So I've decided to have a yard sale. I'm 28 years old and have never hosted a yard sale before. There is something almost un-American about that. This past week I have been systematically going through my house and  pulling out items that I don't need. I don't get attached to objects very much. Nick is the softy in this house. I am relentless. Slowly the pile in our basement is growing.

Once this stuff is gone, I am going to be much more careful about what I let back into my house. If there is a movie or book that I really like, I'll check it out from the library. Not only will this cut down on possessions, but it will also save us money, which is something that I just love to do. The hard part will be birthdays and holidays. The time of year when toys and clothes start pouring in. Believe me, Ada has more toys than any child should have. More than she knows what to do with. Don't get me wrong, we are very grateful for the gifts, it just seems so wasteful sometimes.

So I've made a decision. Every thing we own should be loved or used regularly. No more cluttered shelves collecting dust. No more over stuffed closets. I want to be able to find what I need and find it quickly. I want to be able to breathe.

Thursday, August 11, 2011


Being a first time parent takes a lot of guess work. We aren't born experts at child rearing and discipline. It is a lot of trial and error. I have experimented with different strategies. Some are complete failures, so I discard them and try something new. There are a lot of different theories on raising children. I believe that you have to step back and give them room to explore and grow. It is hard, but I try not to hover and fix everything for my kids. 
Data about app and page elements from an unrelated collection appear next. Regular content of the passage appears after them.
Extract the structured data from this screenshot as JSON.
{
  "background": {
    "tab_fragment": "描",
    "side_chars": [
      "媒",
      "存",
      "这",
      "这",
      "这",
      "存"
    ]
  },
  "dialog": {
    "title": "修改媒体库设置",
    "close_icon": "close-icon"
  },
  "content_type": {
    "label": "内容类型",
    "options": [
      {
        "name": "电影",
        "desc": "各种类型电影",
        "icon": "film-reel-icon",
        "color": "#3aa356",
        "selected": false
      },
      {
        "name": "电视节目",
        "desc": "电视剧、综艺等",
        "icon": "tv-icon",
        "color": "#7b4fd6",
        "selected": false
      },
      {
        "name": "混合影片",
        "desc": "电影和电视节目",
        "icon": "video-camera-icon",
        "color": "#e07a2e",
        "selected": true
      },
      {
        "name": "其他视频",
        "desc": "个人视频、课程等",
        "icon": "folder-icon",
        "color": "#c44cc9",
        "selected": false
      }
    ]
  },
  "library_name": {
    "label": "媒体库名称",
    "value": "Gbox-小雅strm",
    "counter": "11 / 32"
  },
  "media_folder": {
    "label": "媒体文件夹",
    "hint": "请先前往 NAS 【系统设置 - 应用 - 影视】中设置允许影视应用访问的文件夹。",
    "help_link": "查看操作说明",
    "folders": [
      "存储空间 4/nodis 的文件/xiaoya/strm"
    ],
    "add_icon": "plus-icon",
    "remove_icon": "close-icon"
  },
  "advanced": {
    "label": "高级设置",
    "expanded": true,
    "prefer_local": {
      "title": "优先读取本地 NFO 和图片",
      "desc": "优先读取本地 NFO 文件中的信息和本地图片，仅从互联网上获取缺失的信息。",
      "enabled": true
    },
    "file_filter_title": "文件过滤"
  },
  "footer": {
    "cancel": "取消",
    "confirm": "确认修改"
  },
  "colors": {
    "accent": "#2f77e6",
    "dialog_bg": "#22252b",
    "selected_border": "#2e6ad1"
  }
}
My husband, Nick, and I have a daughter named Ada. She just turned two. We have tried to allow Ada to do things for herself. We want her to grow up to be independent and self confident. If she gets herself into a sticky situation, we try to allow her to solve the problem for herself before we step in and help her.

There is a water slide at our swimming pool. Ada just loves it. It is called an Otter Slide. It is wide enough for two people to go down at a time and about 30 feet long. Nick and I take turns sliding down beside her while we hold her around the waist.

One day, Ada decided she wanted to do it by herself. Nick is much braver than I am and he let her try. He stood at the bottom, ready to catch her. Little Ada walked up the stairs and sat on the slide. Without hesitation she counted to 3 at the top of her lungs and went for it.

All the onlookers were astounded. Nick kept getting asked how old she was. What they probably wanted to say was that we were insane for allowing a 2 year old to do that. If Ada was afraid or nervous, we would never make her do it. But she is fearless. So we try to encourage her to try new things. Sure, Ada gets hurt from time to time, but I believe it is important to teach her to pick herself up, dust herself off, and try again.

Tuesday, August 9, 2011

Just Slow Down

Nick and I love to take walks in the evening. We just meander around the neighborhood with no goal in mind. I used to think we were walking for exercise so I didn't have much patience with Ada's slow progress. Her constant stops to poke at a rock drove me nuts. It also didn't help that I kept checking my phone to make sure we would get home in time for the kids to go to bed. I always felt like I was in a hurry. Instead of relaxing me, these walks were actually stressing me out!

I'm not sure how it happened, but I knew I had to make some changes. So one evening I said to myself, "Who cares!" I left my cell phone at home and we let Ada pick which direction she wanted to go. (She almost always picks the same way, but that's okay.)

We live in a very quiet neighborhood so Ada is able to wander all over the street and into people's front yards. She may stare at a leaf for five minutes or run like a crazy woman after some rabbits. It just doesn't matter. What matters is the joy it brings her. And the joy it brings Nick and I to watch her discover her world.
So now we have no goal. No plan. Nick and I get to catch up with each other and Ada exhausts herself. Joe usually ends up sleeping in his daddy's arms. Yes, his bedtime is right around the corner, but that doesn't matter either. It'll all work out.